"As of today [Thursday], we will stop the production of all multipack cans which have 'bub' next to 'mum' on the cardboard wrap packaging. To ensure this doesn't happen again we will do a deep dive on our approvals process and identify where this has fallen down."

Coca-Cola says it asked Kiwis for suggestions of popular nicknames to use in its campaign and received responses including Bub, Babe, Beau, Lover, Hun, Honeybun, Sweetheart, and Sweetie-pie.

"We acknowledge the confusion and upset our multipack cans cardboard wrap packaging may have caused by having 'bub' next to 'mum,'" says the spokesperson.

The NZDA is now applauding Coca-Cola for taking a positive step.

"Well done to Coke for heeding the concern of the Dental Association and numerous other health organisations around New Zealand," spokesperson Robert Beaglehole told Newshub. "Hats off to Coca-Cola for being proactive in this measure."

Dr Beaglehole.
Dr Beaglehole. Photo credit: The AM Show

But Dr Beaglehole agrees with Lang the product should be completely recalled.

He says the company's decision to conduct a review is important since some of their marketing may be "unduly influencing certain members of society".

"It would be perfectly good of them to get rid of any te Reo Māori names in this because Māori, in particular, consume a lot more sugary drinks than the rest of the population."

Dr Beaglehole says Māori and Pasifika people are "decimated" which makes them more prone to tooth decay as well as type two diabetes and obesity.

"The sugary drink consumption is a socio-economic issue and it's something that Coca-Cola and other sugary drink companies need to be mindful of so that they don't specifically target vulnerable members of the community."

Dr Beaglehole and the NZDA are open critics of Coca-Cola. Earlier this month, he slammed New Zealand director and filmmaker Taika Waititi for directing the company's Christmas advertisement. 

"I felt sick to my stomach," he said of the ad.

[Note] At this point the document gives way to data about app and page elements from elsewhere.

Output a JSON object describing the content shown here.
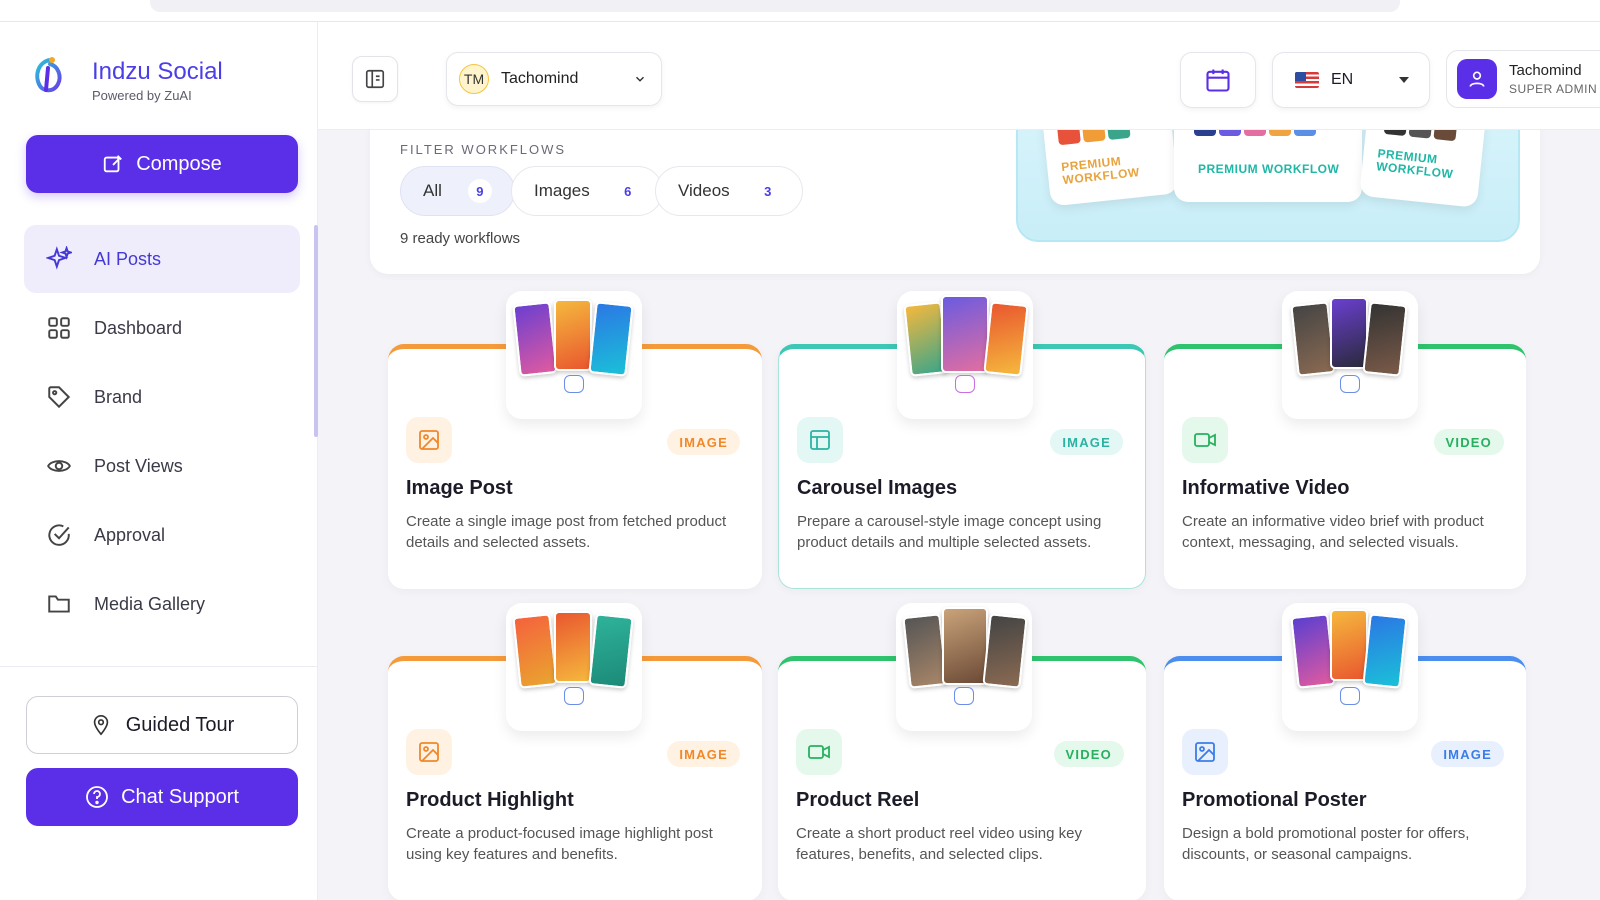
{
  "brand": {
    "name": "Indzu Social",
    "tagline": "Powered by ZuAI"
  },
  "sidebar": {
    "compose_label": "Compose",
    "items": [
      {
        "label": "AI Posts",
        "icon": "sparkles-icon",
        "active": true
      },
      {
        "label": "Dashboard",
        "icon": "grid-icon",
        "active": false
      },
      {
        "label": "Brand",
        "icon": "tag-icon",
        "active": false
      },
      {
        "label": "Post Views",
        "icon": "eye-icon",
        "active": false
      },
      {
        "label": "Approval",
        "icon": "check-circle-icon",
        "active": false
      },
      {
        "label": "Media Gallery",
        "icon": "folder-icon",
        "active": false
      }
    ],
    "guided_tour_label": "Guided Tour",
    "chat_support_label": "Chat Support"
  },
  "header": {
    "workspace": {
      "initials": "TM",
      "name": "Tachomind"
    },
    "language": "EN",
    "user": {
      "name": "Tachomind",
      "role": "SUPER ADMIN"
    }
  },
  "filter": {
    "title": "FILTER WORKFLOWS",
    "chips": [
      {
        "label": "All",
        "count": "9",
        "active": true
      },
      {
        "label": "Images",
        "count": "6",
        "active": false
      },
      {
        "label": "Videos",
        "count": "3",
        "active": false
      }
    ],
    "ready_text": "9 ready workflows",
    "premium_labels": [
      "PREMIUM WORKFLOW",
      "PREMIUM WORKFLOW",
      "PREMIUM WORKFLOW"
    ]
  },
  "workflows": [
    {
      "title": "Image Post",
      "type": "IMAGE",
      "accent": "#f59a3a",
      "desc": "Create a single image post from fetched product details and selected assets."
    },
    {
      "title": "Carousel Images",
      "type": "IMAGE",
      "accent": "#3cc8b4",
      "desc": "Prepare a carousel-style image concept using product details and multiple selected assets."
    },
    {
      "title": "Informative Video",
      "type": "VIDEO",
      "accent": "#2fc36d",
      "desc": "Create an informative video brief with product context, messaging, and selected visuals."
    },
    {
      "title": "Product Highlight",
      "type": "IMAGE",
      "accent": "#f59a3a",
      "desc": "Create a product-focused image highlight post using key features and benefits."
    },
    {
      "title": "Product Reel",
      "type": "VIDEO",
      "accent": "#2fc36d",
      "desc": "Create a short product reel video using key features, benefits, and selected clips."
    },
    {
      "title": "Promotional Poster",
      "type": "IMAGE",
      "accent": "#4b8ef0",
      "desc": "Design a bold promotional poster for offers, discounts, or seasonal campaigns."
    }
  ],
  "colors": {
    "primary": "#5b2ee8",
    "active_nav_bg": "#efedfb",
    "image_badge_bg": "#fff2e3",
    "image_badge_text": "#f0882a",
    "video_badge_bg": "#e4f8ec",
    "video_badge_text": "#27b05f"
  }
}
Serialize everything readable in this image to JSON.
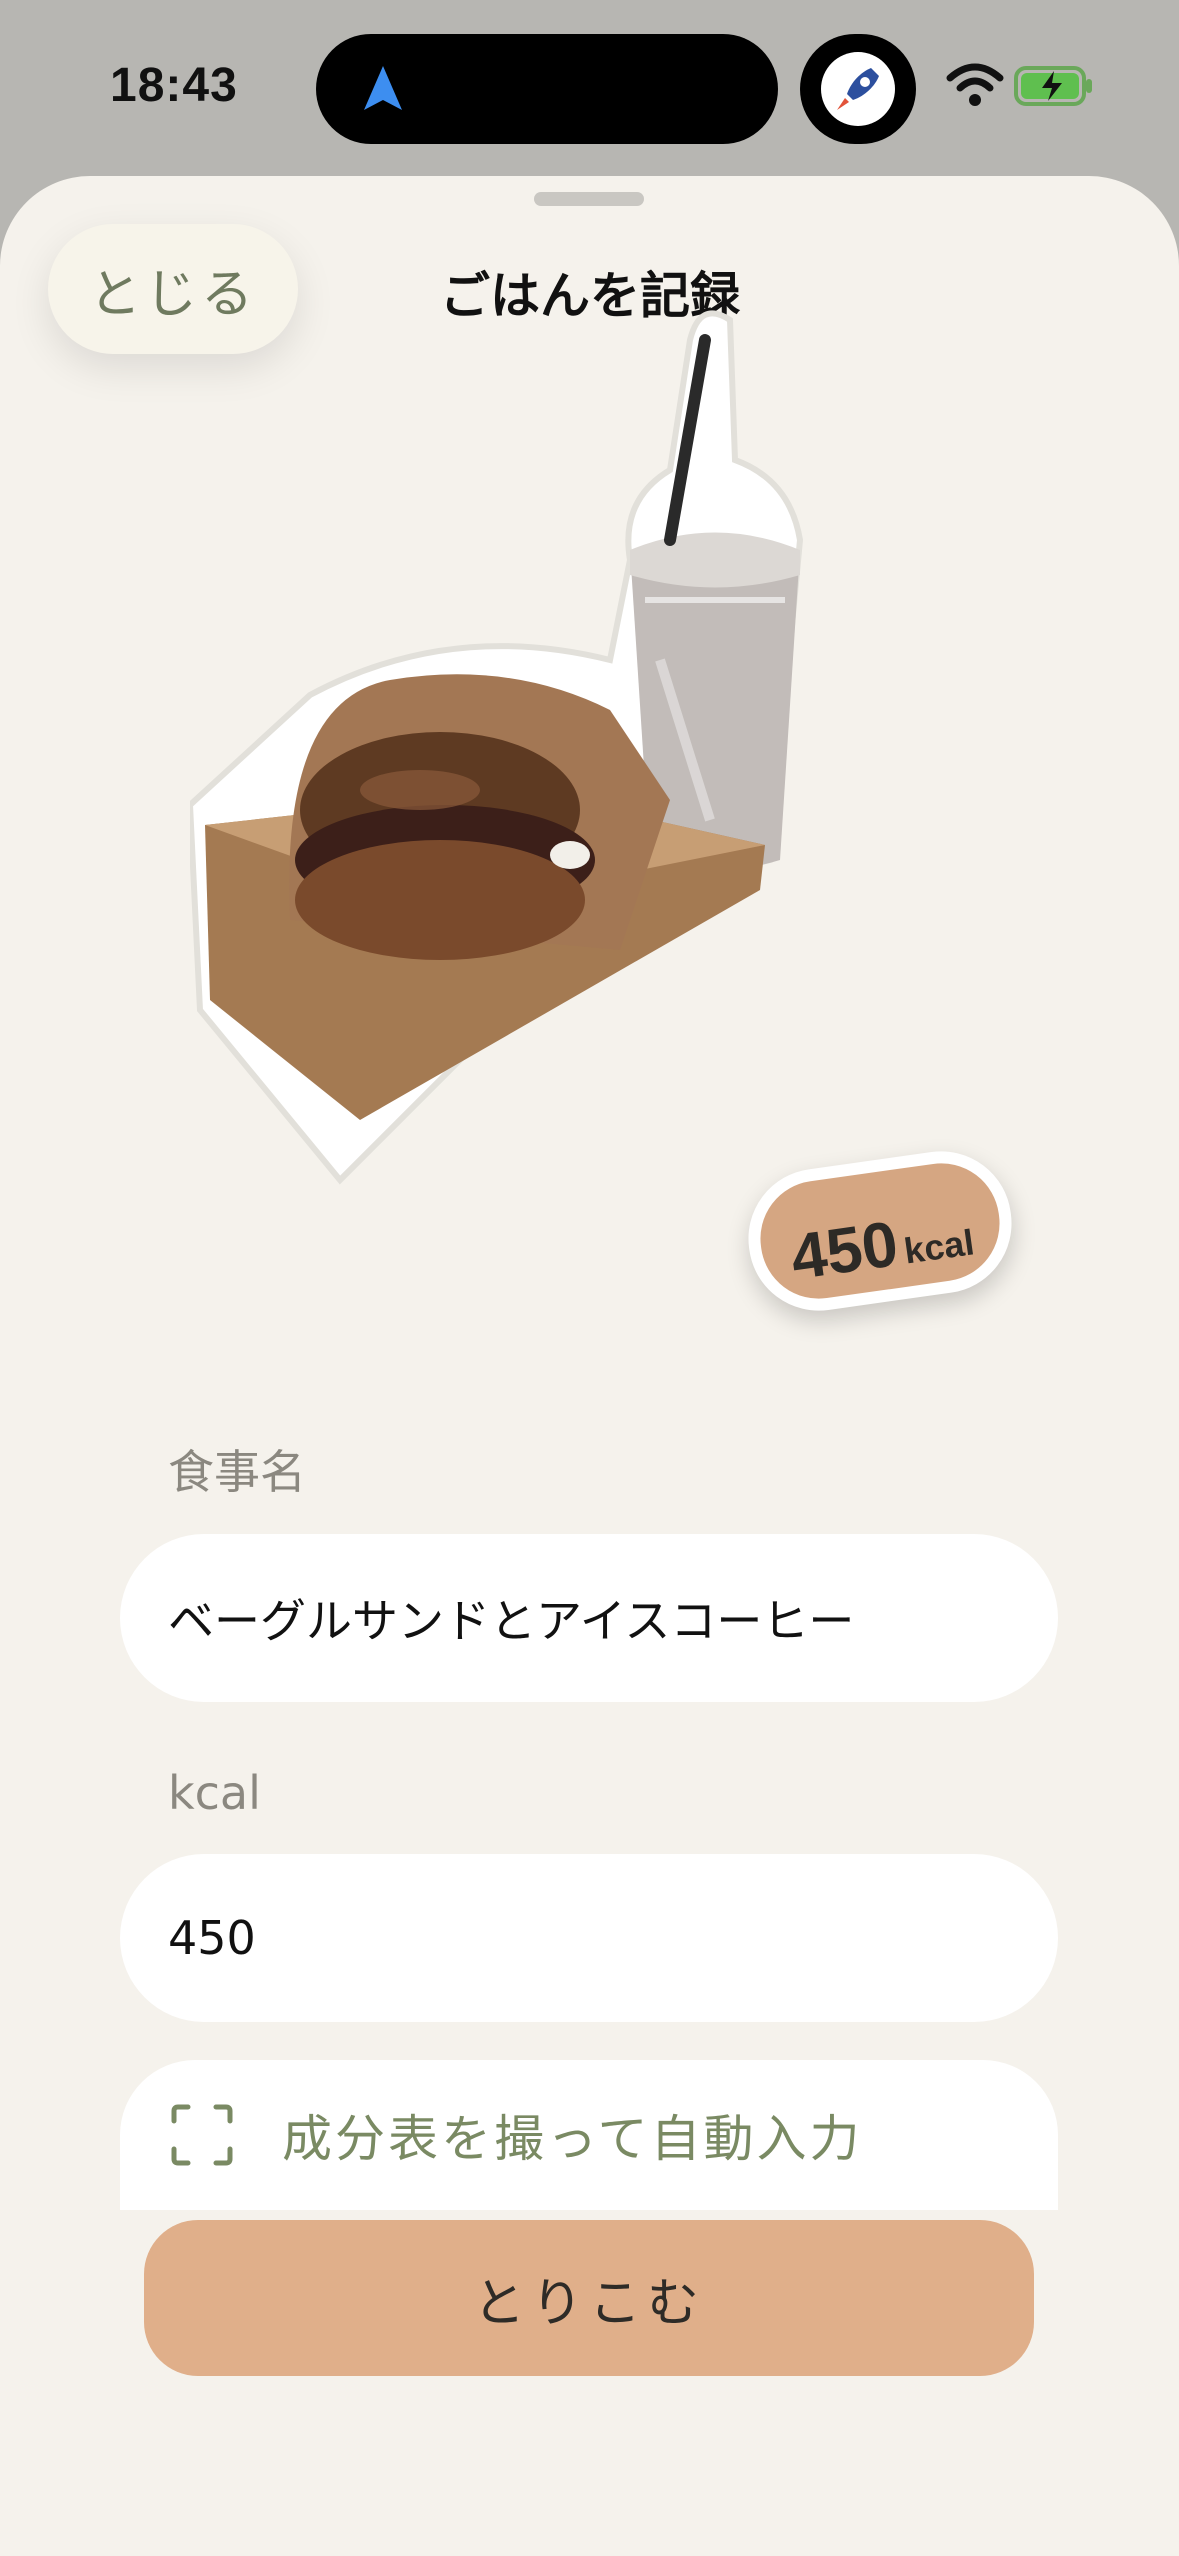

"It's a very powerful ad and very clever, and I felt like writing a letter to Taika saying how disappointed I was - particularly from the Māori health equity perspective."